        Previously introduced in 2011 and 2013, the 2015 version would reduce out-of-pocket costs for oral chemotherapy, but would not mandate coverage of oral medications.

          CPRIT Reaches Milestone in Providing 2 Million Cancer Prevention Services to Texans

          The Cancer Prevention and Research Institute of Texas has provided more than 2 million cancer prevention services to Texans across all 254 counties in the state, the institute announced June 16.

          Prevention measures funded by CPRIT grants include tobacco cessation programs, vaccinations, screening for breast, cervical, and colorectal cancers, genetic testing and counseling, and survivor care.

            In Brief

            • John Sampson named chair of Duke Department of Neurosurgery

            • John Zaia named director of City of Hope’s Center for Gene Therapy

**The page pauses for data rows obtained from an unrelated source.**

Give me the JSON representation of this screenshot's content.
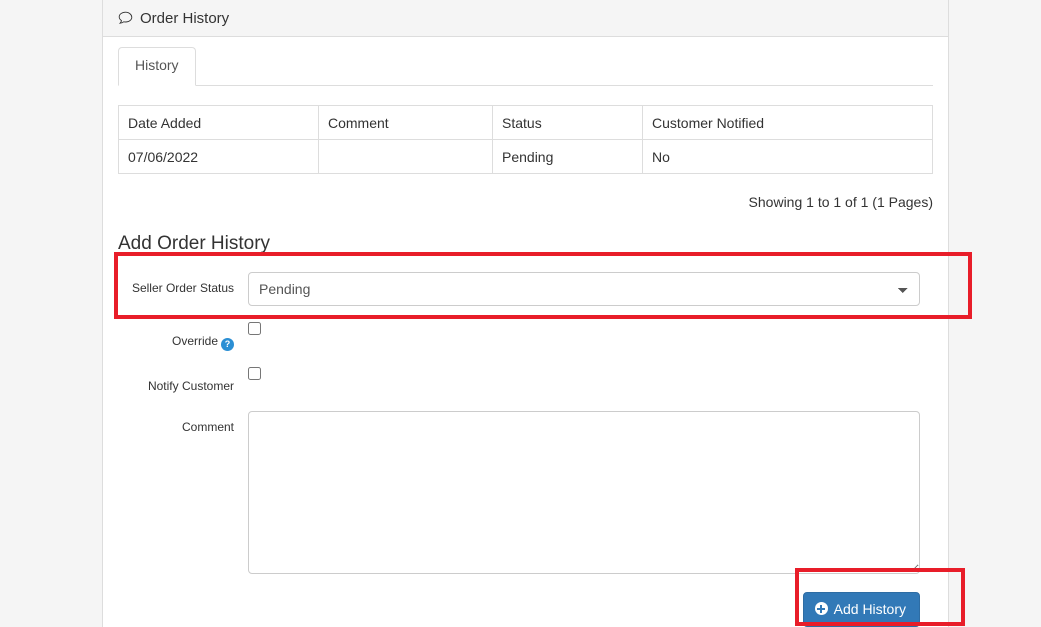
{
  "panel": {
    "heading_title": "Order History",
    "heading_icon": "comment-icon"
  },
  "tabs": [
    {
      "label": "History",
      "active": true
    }
  ],
  "history_table": {
    "columns": [
      "Date Added",
      "Comment",
      "Status",
      "Customer Notified"
    ],
    "rows": [
      {
        "date_added": "07/06/2022",
        "comment": "",
        "status": "Pending",
        "customer_notified": "No"
      }
    ],
    "pagination_text": "Showing 1 to 1 of 1 (1 Pages)"
  },
  "add_form": {
    "section_title": "Add Order History",
    "seller_order_status": {
      "label": "Seller Order Status",
      "value": "Pending",
      "options": [
        "Pending"
      ]
    },
    "override": {
      "label": "Override",
      "help_icon": "question-mark-icon",
      "help_glyph": "?",
      "checked": false
    },
    "notify_customer": {
      "label": "Notify Customer",
      "checked": false
    },
    "comment": {
      "label": "Comment",
      "value": "",
      "placeholder": ""
    },
    "submit_button": {
      "label": "Add History",
      "icon": "plus-circle-icon"
    }
  },
  "annotations": {
    "highlight_color": "#e81d29",
    "boxes": [
      {
        "name": "seller-order-status-row"
      },
      {
        "name": "add-history-button"
      }
    ]
  },
  "colors": {
    "primary_button": "#3279b7",
    "help_icon": "#2b8fd4",
    "panel_border": "#dddddd",
    "page_background": "#f5f5f5"
  }
}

            • AHRQ to fund three centers of excellence with $52 million over five years

            • Eli Lilly & Co. announces collaborations with Dana-Farber and Sarah Cannon Research Institute

             Drugs and Targets

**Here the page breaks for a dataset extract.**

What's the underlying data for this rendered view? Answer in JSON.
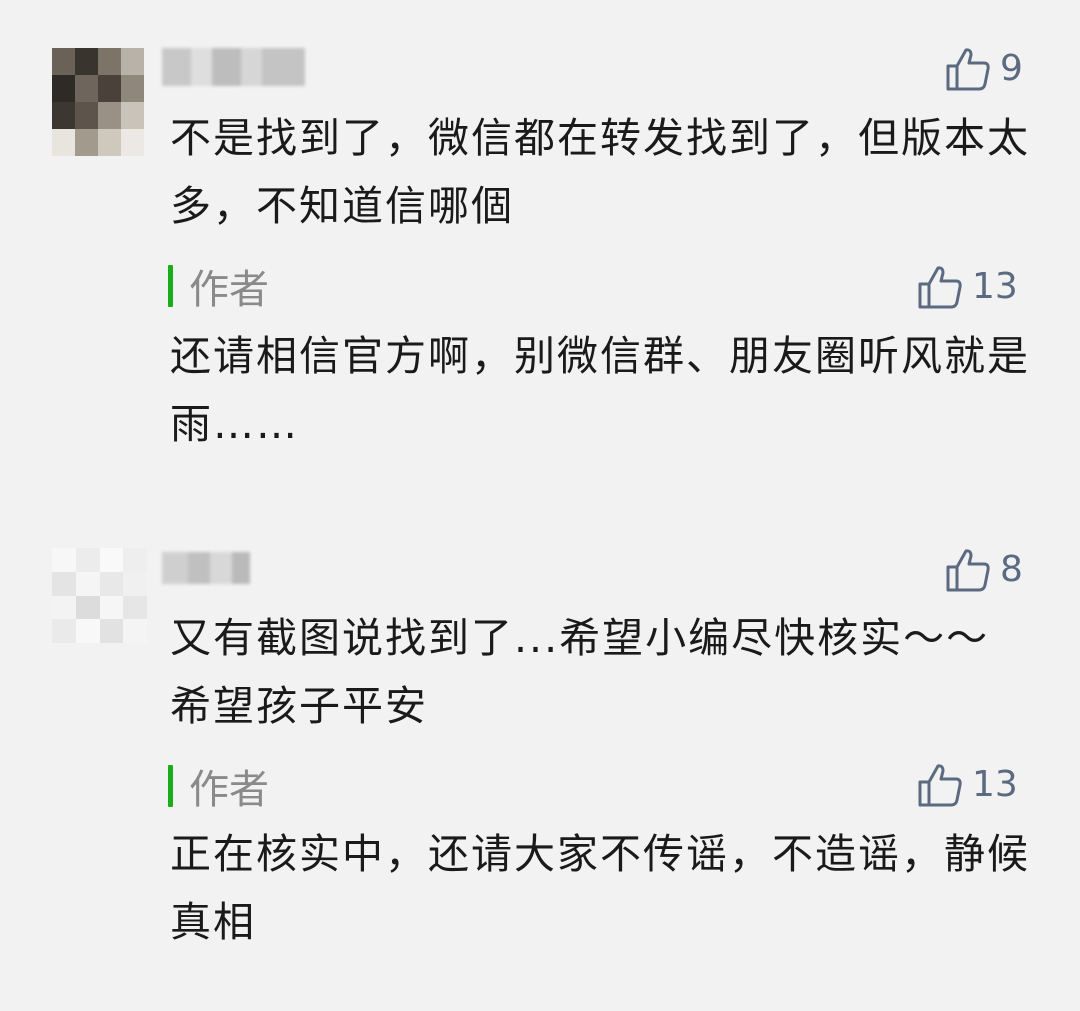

            • Gardasil 9 receives marketing authorization from European Commission

            • FDA approves Ventana ALK (D5F3) CDx companion diagnostic assay for Xalkori

            20150613 - Jun 13, 2015
            SPECIAL REPORT – JUNE 13, 2015 

            AAUP Places MD Anderson on Censure List

            MD Anderson Cancer Center has been censured by the American Association of University Professors, an organization that defends academic freedom and shared governance.

            The decision was made at AAUP’s Annual Meeting, which concluded June 13 in Washington, D.C. Founded in 1915, AAUP has 47,000 individual members and 300 chapters.

            Several hundred AAUP members unanimously voted to censure Ronald DePinho’s administration, said Gregory Scholtz, AAUP associate secretary and director of the Department of Academic Freedom.

            “There was no debate,” Scholtz said to The Cancer Letter.